“America has always been and will always be a work in progress. Every generation has contributed and must contribute to that ongoing progress.”— Vartan Gregorian

Vartan Gregorian, an international luminary, legendary educator, distinguished historian and humanities scholar, and recipient of the Presidential Medal of Freedom, died suddenly on April 15, 2021, in New York City. He had been hospitalized for testing related to stomach pain. Gregorian turned 87 last week.
Gregorian served as the twelfth president of Carnegie Corporation of New York at the time of his death. During his tenure, beginning in 1997, he championed the causes of education, immigration, and international peace and security — key concerns of the philanthropic institution’s founder, Andrew Carnegie. Like Carnegie, Gregorian was a naturalized United States citizen whose experiences in a new country helped shape him, including his belief in the great importance of immigrant civic integration to the health of American democracy. Moreover, he was a devoted friend—and often mentor—to countless young people, students, colleagues, and peers throughout his illustrious career.
Gregorian was especially devoted to higher education and was the highly respected president emeritus of Brown University and the former provost of the University of Pennsylvania. In addition, Gregorian is renowned for revitalizing The New York Public Library during his presidency in the 1980s. The recipient of more than 70 honorary degrees and dozens of significant awards, he was decorated by the governments of the United States, France, Italy, Austria, Armenia, and Portugal. He told his extraordinary story in his autobiography, The Road to Home: My Life and Times, published in 2003.
At the Corporation, Gregorian focused the foundation’s grantmaking on aiding the development of innovative ideas and transformative scholarship. During his presidency, Carnegie Corporation of New York awarded more than 10,000 grants totaling some $2.8 billion. He will be sorely missed by all who crossed his path in whatever manner during his long and fruitful life, but especially by those of us who had the good fortune to call him a friend.

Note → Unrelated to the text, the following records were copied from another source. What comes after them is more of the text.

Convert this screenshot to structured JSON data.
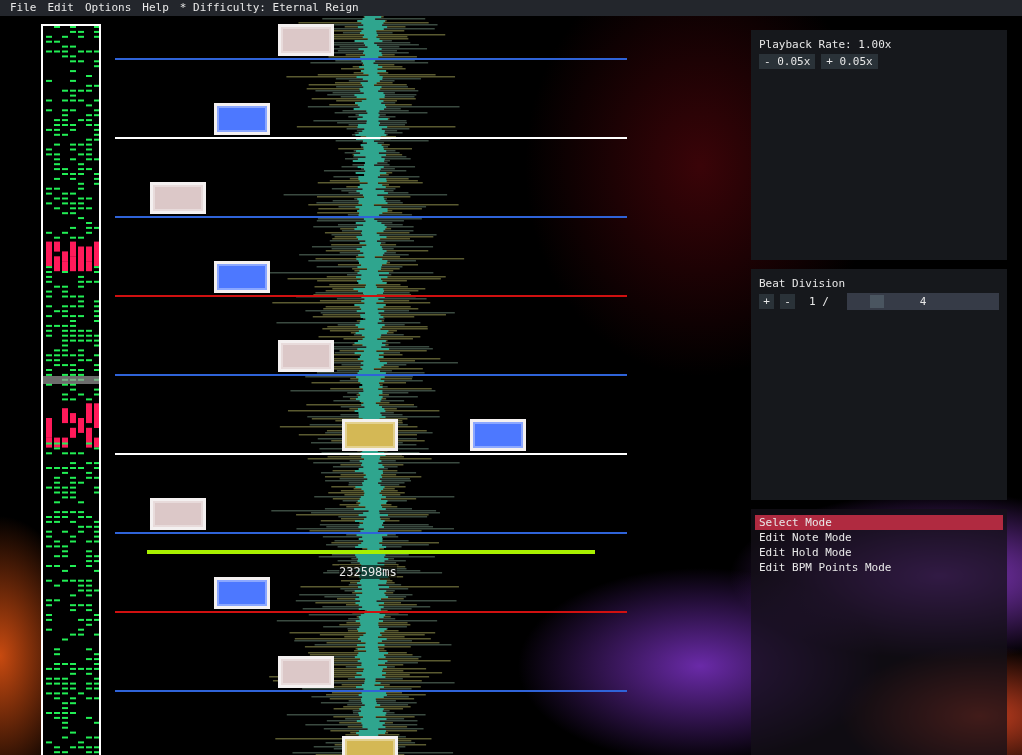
{
  "menu": {
    "items": [
      "File",
      "Edit",
      "Options",
      "Help"
    ],
    "title": "* Difficulty: Eternal Reign"
  },
  "editor": {
    "rows": [
      {
        "color": "#2f63d8",
        "lanes": [
          {
            "kind": "empty"
          },
          {
            "kind": "empty"
          },
          {
            "kind": "note",
            "color": "#dcc8c8"
          },
          {
            "kind": "empty"
          },
          {
            "kind": "empty"
          },
          {
            "kind": "empty"
          },
          {
            "kind": "empty"
          }
        ]
      },
      {
        "color": "#ffffff",
        "lanes": [
          {
            "kind": "empty"
          },
          {
            "kind": "note",
            "color": "#4d78ff"
          },
          {
            "kind": "empty"
          },
          {
            "kind": "empty"
          },
          {
            "kind": "empty"
          },
          {
            "kind": "empty"
          },
          {
            "kind": "empty"
          }
        ]
      },
      {
        "color": "#2f63d8",
        "lanes": [
          {
            "kind": "note",
            "color": "#dcc8c8"
          },
          {
            "kind": "empty"
          },
          {
            "kind": "empty"
          },
          {
            "kind": "empty"
          },
          {
            "kind": "empty"
          },
          {
            "kind": "empty"
          },
          {
            "kind": "empty"
          }
        ]
      },
      {
        "color": "#d01010",
        "lanes": [
          {
            "kind": "empty"
          },
          {
            "kind": "note",
            "color": "#4d78ff"
          },
          {
            "kind": "empty"
          },
          {
            "kind": "empty"
          },
          {
            "kind": "empty"
          },
          {
            "kind": "empty"
          },
          {
            "kind": "empty"
          }
        ]
      },
      {
        "color": "#2f63d8",
        "lanes": [
          {
            "kind": "empty"
          },
          {
            "kind": "empty"
          },
          {
            "kind": "note",
            "color": "#dcc8c8"
          },
          {
            "kind": "empty"
          },
          {
            "kind": "empty"
          },
          {
            "kind": "empty"
          },
          {
            "kind": "empty"
          }
        ]
      },
      {
        "color": "#ffffff",
        "lanes": [
          {
            "kind": "empty"
          },
          {
            "kind": "empty"
          },
          {
            "kind": "empty"
          },
          {
            "kind": "note",
            "color": "#d4b855"
          },
          {
            "kind": "empty"
          },
          {
            "kind": "note",
            "color": "#4d78ff"
          },
          {
            "kind": "empty"
          }
        ]
      },
      {
        "color": "#2f63d8",
        "lanes": [
          {
            "kind": "note",
            "color": "#dcc8c8"
          },
          {
            "kind": "empty"
          },
          {
            "kind": "empty"
          },
          {
            "kind": "empty"
          },
          {
            "kind": "empty"
          },
          {
            "kind": "empty"
          },
          {
            "kind": "empty"
          }
        ]
      },
      {
        "color": "#d01010",
        "lanes": [
          {
            "kind": "empty"
          },
          {
            "kind": "note",
            "color": "#4d78ff"
          },
          {
            "kind": "empty"
          },
          {
            "kind": "empty"
          },
          {
            "kind": "empty"
          },
          {
            "kind": "empty"
          },
          {
            "kind": "empty"
          }
        ]
      },
      {
        "color": "#2f63d8",
        "lanes": [
          {
            "kind": "empty"
          },
          {
            "kind": "empty"
          },
          {
            "kind": "note",
            "color": "#dcc8c8"
          },
          {
            "kind": "empty"
          },
          {
            "kind": "empty"
          },
          {
            "kind": "empty"
          },
          {
            "kind": "empty"
          }
        ]
      },
      {
        "lanes": [
          {
            "kind": "empty"
          },
          {
            "kind": "empty"
          },
          {
            "kind": "empty"
          },
          {
            "kind": "note",
            "color": "#d4b855"
          },
          {
            "kind": "empty"
          },
          {
            "kind": "empty"
          },
          {
            "kind": "empty"
          }
        ]
      }
    ],
    "playhead_time": "232598ms"
  },
  "playback": {
    "label": "Playback Rate: 1.00x",
    "buttons": [
      "- 0.05x",
      "+ 0.05x"
    ]
  },
  "beat_division": {
    "title": "Beat Division",
    "buttons": [
      "+",
      "-"
    ],
    "prefix": "1 /",
    "value": "4",
    "level": 0.15
  },
  "modes": [
    {
      "label": "Select Mode",
      "selected": true
    },
    {
      "label": "Edit Note Mode",
      "selected": false
    },
    {
      "label": "Edit Hold Mode",
      "selected": false
    },
    {
      "label": "Edit BPM Points Mode",
      "selected": false
    }
  ]
}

Said Carnegie President Eric D. Isaacs: "Vartan was a very good friend to Carnegie Science and to me, personally, as I know he was to many of you.  Among his many remarkable accomplishments, Vartan's commitment to the Carnegie family of organizations stands out."